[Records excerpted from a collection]
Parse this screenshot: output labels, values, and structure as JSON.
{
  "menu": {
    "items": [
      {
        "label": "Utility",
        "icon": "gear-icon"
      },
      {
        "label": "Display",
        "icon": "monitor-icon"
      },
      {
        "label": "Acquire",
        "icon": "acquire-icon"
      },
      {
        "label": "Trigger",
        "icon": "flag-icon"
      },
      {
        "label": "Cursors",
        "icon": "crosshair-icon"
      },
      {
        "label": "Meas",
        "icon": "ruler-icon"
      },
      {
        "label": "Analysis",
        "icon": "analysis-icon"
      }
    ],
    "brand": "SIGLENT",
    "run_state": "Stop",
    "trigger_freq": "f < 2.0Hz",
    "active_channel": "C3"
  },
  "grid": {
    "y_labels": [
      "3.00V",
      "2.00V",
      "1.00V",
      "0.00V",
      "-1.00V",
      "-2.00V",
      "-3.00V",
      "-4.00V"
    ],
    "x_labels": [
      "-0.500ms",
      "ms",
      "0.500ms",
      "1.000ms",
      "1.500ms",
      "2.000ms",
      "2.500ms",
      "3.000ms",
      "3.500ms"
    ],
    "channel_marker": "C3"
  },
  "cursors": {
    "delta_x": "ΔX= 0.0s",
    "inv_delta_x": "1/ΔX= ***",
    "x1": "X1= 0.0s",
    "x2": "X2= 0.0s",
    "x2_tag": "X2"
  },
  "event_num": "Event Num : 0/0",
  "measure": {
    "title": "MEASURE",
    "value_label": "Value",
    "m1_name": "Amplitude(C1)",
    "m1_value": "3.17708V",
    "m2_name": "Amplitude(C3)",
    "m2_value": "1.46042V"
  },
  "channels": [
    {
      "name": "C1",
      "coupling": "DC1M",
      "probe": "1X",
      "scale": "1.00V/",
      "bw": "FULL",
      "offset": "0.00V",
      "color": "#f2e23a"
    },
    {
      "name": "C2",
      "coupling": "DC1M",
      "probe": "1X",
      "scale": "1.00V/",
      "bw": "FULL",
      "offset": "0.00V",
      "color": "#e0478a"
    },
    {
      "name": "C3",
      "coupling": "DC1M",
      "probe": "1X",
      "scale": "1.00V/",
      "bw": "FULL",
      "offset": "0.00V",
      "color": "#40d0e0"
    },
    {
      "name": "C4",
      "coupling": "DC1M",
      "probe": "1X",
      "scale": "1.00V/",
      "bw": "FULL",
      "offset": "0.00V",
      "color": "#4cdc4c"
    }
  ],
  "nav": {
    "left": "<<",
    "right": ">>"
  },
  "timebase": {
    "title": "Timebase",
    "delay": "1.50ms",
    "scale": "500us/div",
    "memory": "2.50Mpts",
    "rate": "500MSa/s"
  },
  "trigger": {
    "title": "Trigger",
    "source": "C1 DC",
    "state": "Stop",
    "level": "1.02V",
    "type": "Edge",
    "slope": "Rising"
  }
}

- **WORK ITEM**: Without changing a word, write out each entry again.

- **TASK ANSWER**:
Parse this screenshot: output labels, values, and structure as JSON.
{
  "menu": {
    "items": [
      {
        "label": "Utility",
        "icon": "gear-icon"
      },
      {
        "label": "Display",
        "icon": "monitor-icon"
      },
      {
        "label": "Acquire",
        "icon": "acquire-icon"
      },
      {
        "label": "Trigger",
        "icon": "flag-icon"
      },
      {
        "label": "Cursors",
        "icon": "crosshair-icon"
      },
      {
        "label": "Meas",
        "icon": "ruler-icon"
      },
      {
        "label": "Analysis",
        "icon": "analysis-icon"
      }
    ],
    "brand": "SIGLENT",
    "run_state": "Stop",
    "trigger_freq": "f < 2.0Hz",
    "active_channel": "C3"
  },
  "grid": {
    "y_labels": [
      "3.00V",
      "2.00V",
      "1.00V",
      "0.00V",
      "-1.00V",
      "-2.00V",
      "-3.00V",
      "-4.00V"
    ],
    "x_labels": [
      "-0.500ms",
      "ms",
      "0.500ms",
      "1.000ms",
      "1.500ms",
      "2.000ms",
      "2.500ms",
      "3.000ms",
      "3.500ms"
    ],
    "channel_marker": "C3"
  },
  "cursors": {
    "delta_x": "ΔX= 0.0s",
    "inv_delta_x": "1/ΔX= ***",
    "x1": "X1= 0.0s",
    "x2": "X2= 0.0s",
    "x2_tag": "X2"
  },
  "event_num": "Event Num : 0/0",
  "measure": {
    "title": "MEASURE",
    "value_label": "Value",
    "m1_name": "Amplitude(C1)",
    "m1_value": "3.17708V",
    "m2_name": "Amplitude(C3)",
    "m2_value": "1.46042V"
  },
  "channels": [
    {
      "name": "C1",
      "coupling": "DC1M",
      "probe": "1X",
      "scale": "1.00V/",
      "bw": "FULL",
      "offset": "0.00V",
      "color": "#f2e23a"
    },
    {
      "name": "C2",
      "coupling": "DC1M",
      "probe": "1X",
      "scale": "1.00V/",
      "bw": "FULL",
      "offset": "0.00V",
      "color": "#e0478a"
    },
    {
      "name": "C3",
      "coupling": "DC1M",
      "probe": "1X",
      "scale": "1.00V/",
      "bw": "FULL",
      "offset": "0.00V",
      "color": "#40d0e0"
    },
    {
      "name": "C4",
      "coupling": "DC1M",
      "probe": "1X",
      "scale": "1.00V/",
      "bw": "FULL",
      "offset": "0.00V",
      "color": "#4cdc4c"
    }
  ],
  "nav": {
    "left": "<<",
    "right": ">>"
  },
  "timebase": {
    "title": "Timebase",
    "delay": "1.50ms",
    "scale": "500us/div",
    "memory": "2.50Mpts",
    "rate": "500MSa/s"
  },
  "trigger": {
    "title": "Trigger",
    "source": "C1 DC",
    "state": "Stop",
    "level": "1.02V",
    "type": "Edge",
    "slope": "Rising"
  }
}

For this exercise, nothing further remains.